  • The ability to give credit where credit is due. A humble will actually praise others and speak positively (and humbly) of others successes. This is partly why they are such good team players and leaders, as this skill helps them to motivate their staff and those around them.

reiki-hands-sun

  • To lead humbly will involve being able to delegate clearly to those working with you, and allowing them the space to do the work and potentially identify different ways to do the piece of work. The humble leader will be able to take the feedback that there are new ways of delivering the work, and also lead team members (rather than squashing them) when they are perhaps heading off on a wrong tangent.
  • The humble person just is. They are striving to act within their morals, or with respect or kindness, or to be a good but fair leader, they are not trying to be humble. As soon as you are trying to be humble, the ego steps in and the essence of your actions is lost.

My eldest daughter gave me a profound statement the other day. She said an ignorant person thinks they know everything, whereas a wise person, no matter how well-read and researched, knows they know nothing in the whole scheme of things. What a beautiful example of being humble: the wisdom of knowing you do not – and never will – know everything.

Humbleness cannot be claimed, it is an action from the very core of your being – the ability to act with your inner truth for the good of all. Next time we will explore being true about your way and your being as a principle of Reiki, until then I will let you ponder the thought of humble actions that go on around you.

 

law

Lessons From Not Taking Tax Advice

1024 683 Abacus

Fiduciary

As the ancient Greek and Latin fables tell, life and law teach us important lessons. The ancients would call those lessons ‘morals’, meaning a series of behavioural models typical of certain social contexts, achieved by pursuing an honest rules-based conduct. In Latin, Mos-moris, or morality, refers to behaviour, manner, character, habit. ‘Moral’ means what is pertinent to the conduct and therefore susceptible to evaluation and, to follow, judgment.

In this regard, the situation warrants us to report a recent well-discussed Manx legal case. It is interesting for the case law itself as well as significant for professional trustees in the Isle of Man.

In the recent case of AB and CD, the High Court of Justice of the Isle of Man was asked to consider if Call Options fulfilled by trustees should be set aside on the basis of the Hastings-Bass rule or not. The trustees did not obtain tax advice before granting call options to beneficiaries. This resulted in beneficiaries receiving unwanted UK tax liabilities. The Isle of Man Court ruled that the trustees had made a mistake and that the Call Options were deemed never to have taken effect.

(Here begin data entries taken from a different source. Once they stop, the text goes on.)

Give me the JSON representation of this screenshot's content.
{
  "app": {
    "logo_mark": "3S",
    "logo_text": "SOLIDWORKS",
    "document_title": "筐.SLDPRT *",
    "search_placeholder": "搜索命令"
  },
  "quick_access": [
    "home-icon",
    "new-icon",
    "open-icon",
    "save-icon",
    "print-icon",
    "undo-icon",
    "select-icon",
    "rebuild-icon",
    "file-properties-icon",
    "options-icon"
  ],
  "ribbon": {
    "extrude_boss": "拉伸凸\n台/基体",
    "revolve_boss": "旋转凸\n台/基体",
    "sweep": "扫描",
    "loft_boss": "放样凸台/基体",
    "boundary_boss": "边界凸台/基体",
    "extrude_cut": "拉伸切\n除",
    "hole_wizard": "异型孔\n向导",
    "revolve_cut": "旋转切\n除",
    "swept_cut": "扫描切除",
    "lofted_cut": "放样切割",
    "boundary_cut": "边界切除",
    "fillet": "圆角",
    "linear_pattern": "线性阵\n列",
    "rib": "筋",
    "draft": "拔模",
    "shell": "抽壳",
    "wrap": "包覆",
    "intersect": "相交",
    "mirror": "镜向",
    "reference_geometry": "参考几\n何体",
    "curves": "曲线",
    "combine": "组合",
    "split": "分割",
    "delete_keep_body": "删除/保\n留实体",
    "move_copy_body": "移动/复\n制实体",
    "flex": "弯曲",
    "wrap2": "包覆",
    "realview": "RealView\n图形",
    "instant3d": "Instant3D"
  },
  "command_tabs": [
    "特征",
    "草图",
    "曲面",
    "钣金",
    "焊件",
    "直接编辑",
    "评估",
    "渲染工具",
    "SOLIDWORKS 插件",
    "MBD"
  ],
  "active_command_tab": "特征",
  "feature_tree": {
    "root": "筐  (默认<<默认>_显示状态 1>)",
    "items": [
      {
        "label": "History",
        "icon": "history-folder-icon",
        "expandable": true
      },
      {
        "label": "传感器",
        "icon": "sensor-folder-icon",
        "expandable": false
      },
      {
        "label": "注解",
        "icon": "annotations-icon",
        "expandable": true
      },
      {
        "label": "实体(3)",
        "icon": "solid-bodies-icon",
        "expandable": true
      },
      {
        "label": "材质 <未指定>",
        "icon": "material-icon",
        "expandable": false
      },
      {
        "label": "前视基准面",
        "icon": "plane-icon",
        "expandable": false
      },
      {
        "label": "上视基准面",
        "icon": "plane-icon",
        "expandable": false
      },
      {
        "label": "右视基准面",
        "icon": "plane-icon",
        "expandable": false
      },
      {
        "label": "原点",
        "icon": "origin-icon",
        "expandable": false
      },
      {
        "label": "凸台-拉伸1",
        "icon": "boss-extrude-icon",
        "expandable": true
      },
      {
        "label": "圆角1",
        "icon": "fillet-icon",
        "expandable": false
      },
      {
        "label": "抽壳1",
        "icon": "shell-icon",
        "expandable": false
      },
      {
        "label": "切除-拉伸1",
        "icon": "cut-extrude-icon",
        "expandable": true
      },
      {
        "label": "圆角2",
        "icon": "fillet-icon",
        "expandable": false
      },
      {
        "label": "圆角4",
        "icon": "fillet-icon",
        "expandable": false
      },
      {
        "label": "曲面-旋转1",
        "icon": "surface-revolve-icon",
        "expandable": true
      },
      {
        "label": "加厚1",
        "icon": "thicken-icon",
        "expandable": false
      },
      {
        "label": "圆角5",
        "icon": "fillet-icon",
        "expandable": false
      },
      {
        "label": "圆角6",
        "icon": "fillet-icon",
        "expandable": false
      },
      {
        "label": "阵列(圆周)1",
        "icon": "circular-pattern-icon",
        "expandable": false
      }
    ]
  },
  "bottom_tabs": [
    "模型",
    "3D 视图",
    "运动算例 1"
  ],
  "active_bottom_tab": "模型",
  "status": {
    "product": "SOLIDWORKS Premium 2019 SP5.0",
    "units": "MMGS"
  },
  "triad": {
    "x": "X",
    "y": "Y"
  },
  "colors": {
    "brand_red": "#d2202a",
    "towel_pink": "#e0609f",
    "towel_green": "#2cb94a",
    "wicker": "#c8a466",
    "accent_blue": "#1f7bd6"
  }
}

Leaving the professional technical implications, the outcome of the case would pass some morals down:

• Isle of Man Court is deeply aware of the nuances of Manx practice when applying legal principles. The process and the Court’s judgment took just several weeks to be completed; the expedition in resolving a similar matter for the parties highlights the speed of judicial system in the IoM as well as its expertise.

• UK and Isle of Man law are not necessarily one and the same and the case explicitly recognises the potential for differences in approach and outcome between the two legal systems. Professional trustees in the Isle of Man have to be aware of those differences as well as derivate implications. Manx law is not always required to follow English law, especially in respect of some specific matters. Again, Isle of Man and UK public policy may experience differences.

• Every trustee should, where appropriate and useful, take professional legal and tax advice to avoid potential criticism. The right and safest approach going forward is to ensure advice from tax advisers is sought before making decisions. Failure to contemplate such advice could result in serious risks. This approach may be more expensive but it offers a higher degree of protection.